  41. I’m definitely afraid of making pies, but you’ve convinced me to try this year. I hope one of the new pie recipes is that vegan pumpkin pie you showed on Instagram. I love pumpkin pie, but I’m allergic to eggs, so I need to find a good vegan version so I can eat some too this year.

  42. Better yet is to use finely rendered lard, none can compare

  43. Just made this recipe and now I’m noshing on left over baked strips of the pie dough (sprinkled with cinnamon before baking). What a great recipe — so flaky and tasty! Thanks so much.

  44. What makes the pie ingredients get under the crust during baking?

  45. This is my go to pie crust recipe, always delicious. Thanks

  46. I need you to know that this recipe turned me into an obsessed pie baker! I was awful at pie crust until something about the way you wrote this recipe made it click for me. Now it comes out pretty much perfectly every time, and I’m never scared during the process. Thank you thank you thank you!

  47. I’ve never been disappointed with your recipes and I always look for you when searching for a recipe!

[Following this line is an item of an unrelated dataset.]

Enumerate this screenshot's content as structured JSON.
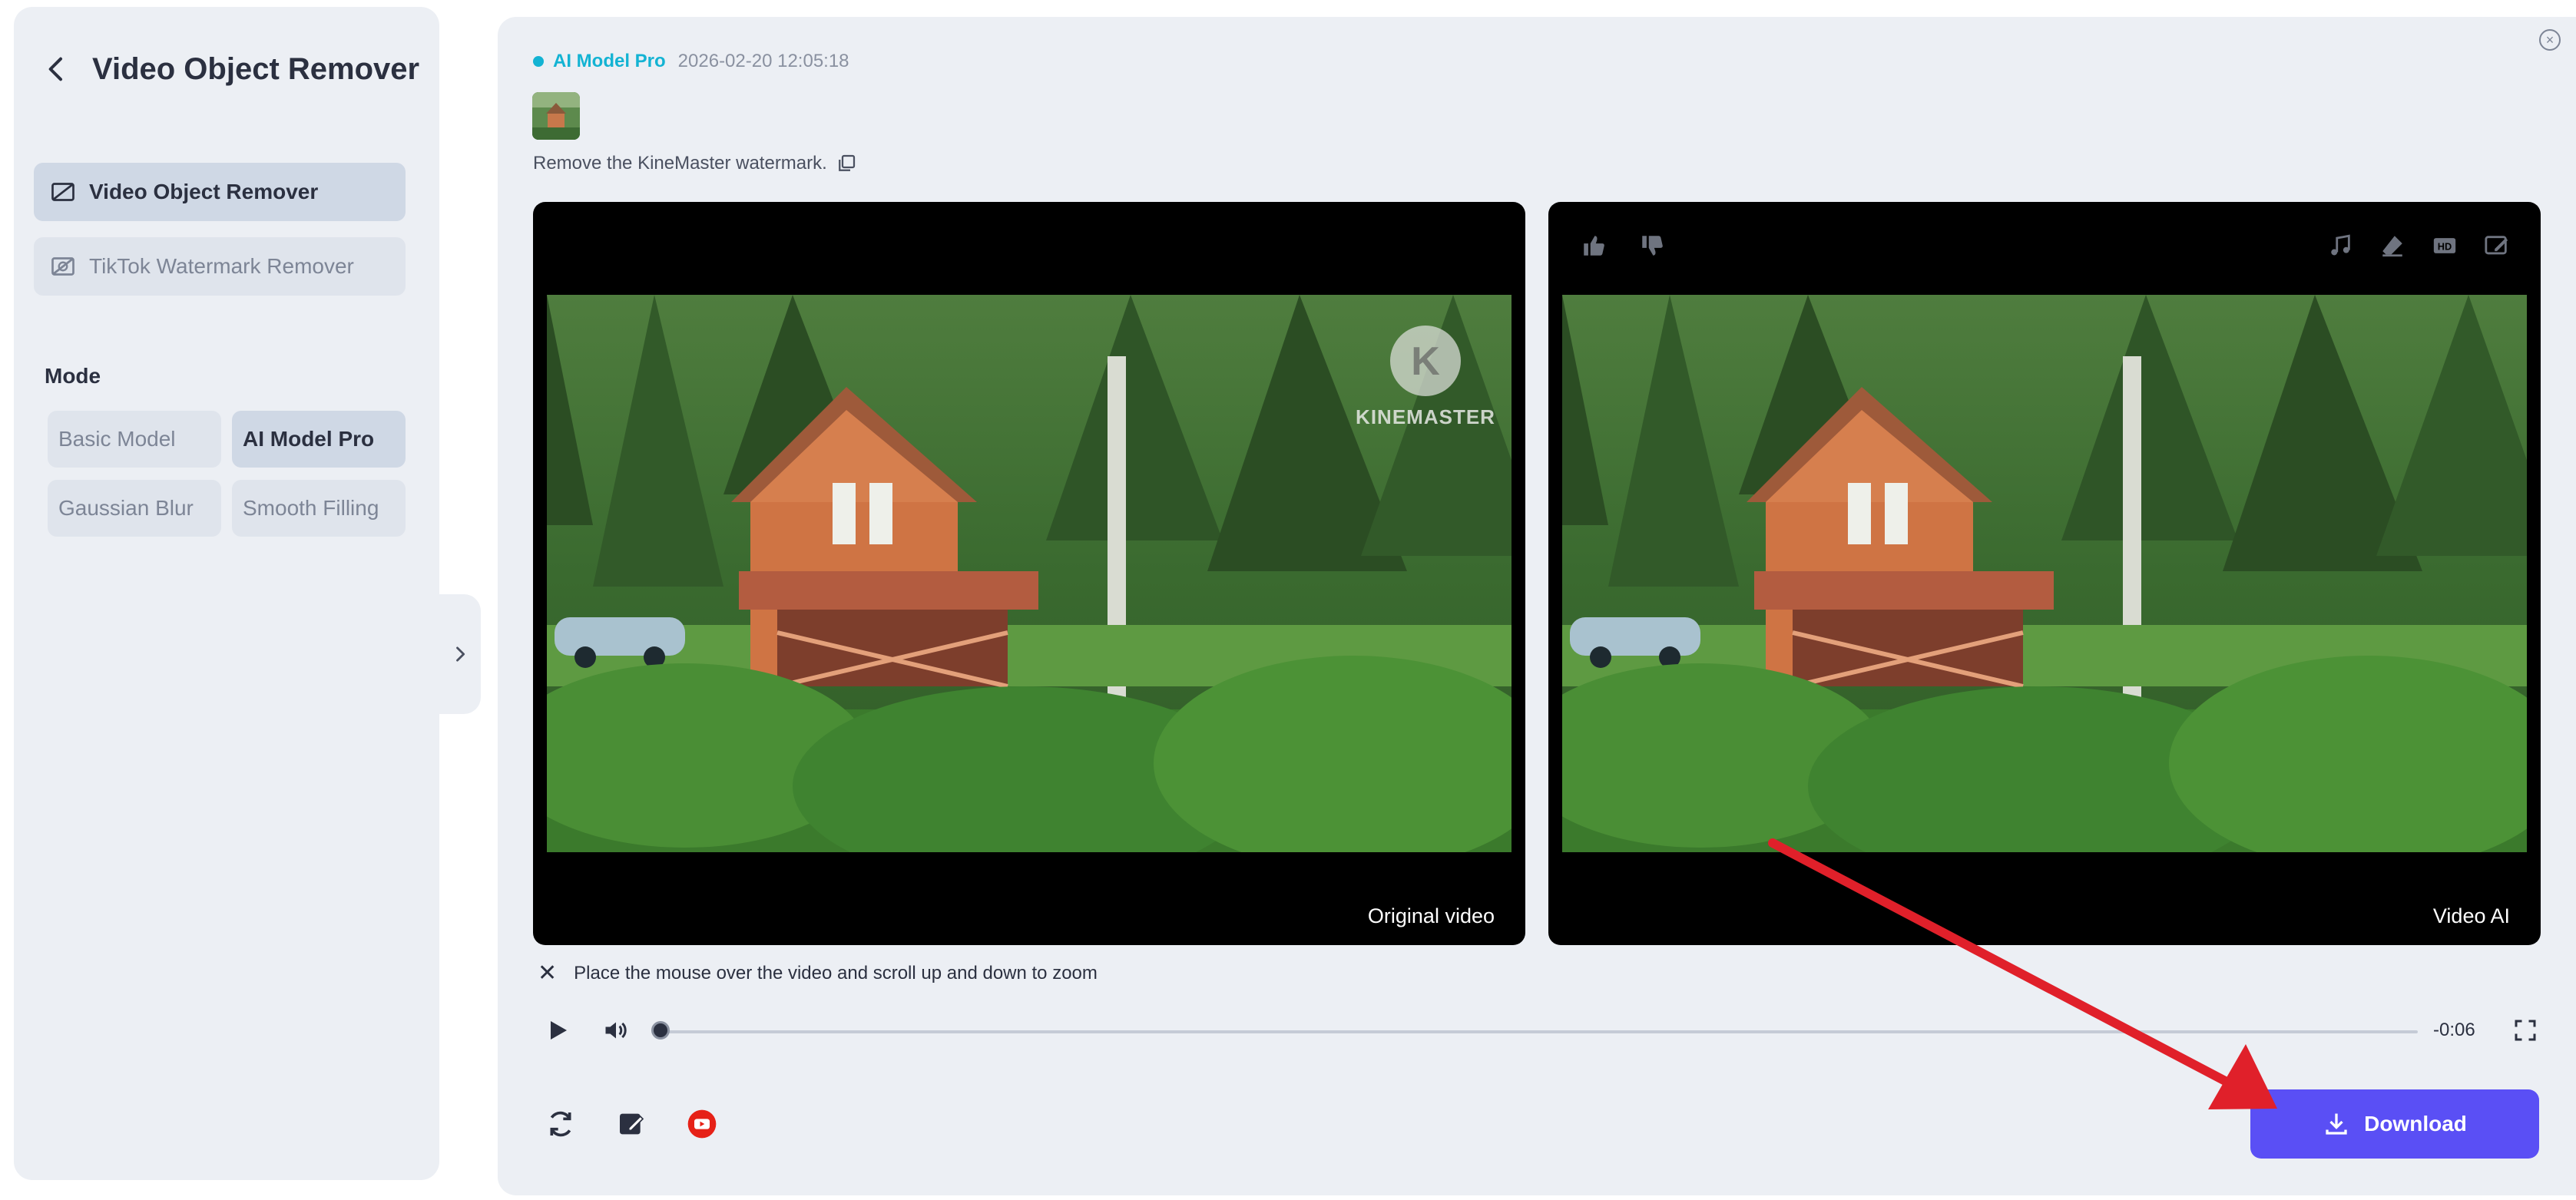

  48. took way more time than my old pie crust recipe, but worth it. you just have to keep this in mind when you are planning on baking. that should be mentioned.